● REQUIRED WORK
Could you return the listing below exactly, with every line intact?

● THE DATA
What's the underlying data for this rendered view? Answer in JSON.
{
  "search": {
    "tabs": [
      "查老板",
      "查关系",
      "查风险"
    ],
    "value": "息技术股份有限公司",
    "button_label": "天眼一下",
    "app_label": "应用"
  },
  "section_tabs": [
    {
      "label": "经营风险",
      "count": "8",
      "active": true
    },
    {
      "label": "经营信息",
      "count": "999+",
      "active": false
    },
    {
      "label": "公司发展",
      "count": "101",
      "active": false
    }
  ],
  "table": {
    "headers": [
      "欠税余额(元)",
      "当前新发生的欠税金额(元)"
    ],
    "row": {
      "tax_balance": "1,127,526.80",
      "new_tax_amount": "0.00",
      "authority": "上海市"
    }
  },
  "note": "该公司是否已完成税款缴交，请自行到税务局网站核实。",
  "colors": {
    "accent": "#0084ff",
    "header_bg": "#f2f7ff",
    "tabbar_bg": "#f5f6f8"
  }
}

● TASK SOLUTION
What's the underlying data for this rendered view? Answer in JSON.
{
  "search": {
    "tabs": [
      "查老板",
      "查关系",
      "查风险"
    ],
    "value": "息技术股份有限公司",
    "button_label": "天眼一下",
    "app_label": "应用"
  },
  "section_tabs": [
    {
      "label": "经营风险",
      "count": "8",
      "active": true
    },
    {
      "label": "经营信息",
      "count": "999+",
      "active": false
    },
    {
      "label": "公司发展",
      "count": "101",
      "active": false
    }
  ],
  "table": {
    "headers": [
      "欠税余额(元)",
      "当前新发生的欠税金额(元)"
    ],
    "row": {
      "tax_balance": "1,127,526.80",
      "new_tax_amount": "0.00",
      "authority": "上海市"
    }
  },
  "note": "该公司是否已完成税款缴交，请自行到税务局网站核实。",
  "colors": {
    "accent": "#0084ff",
    "header_bg": "#f2f7ff",
    "tabbar_bg": "#f5f6f8"
  }
}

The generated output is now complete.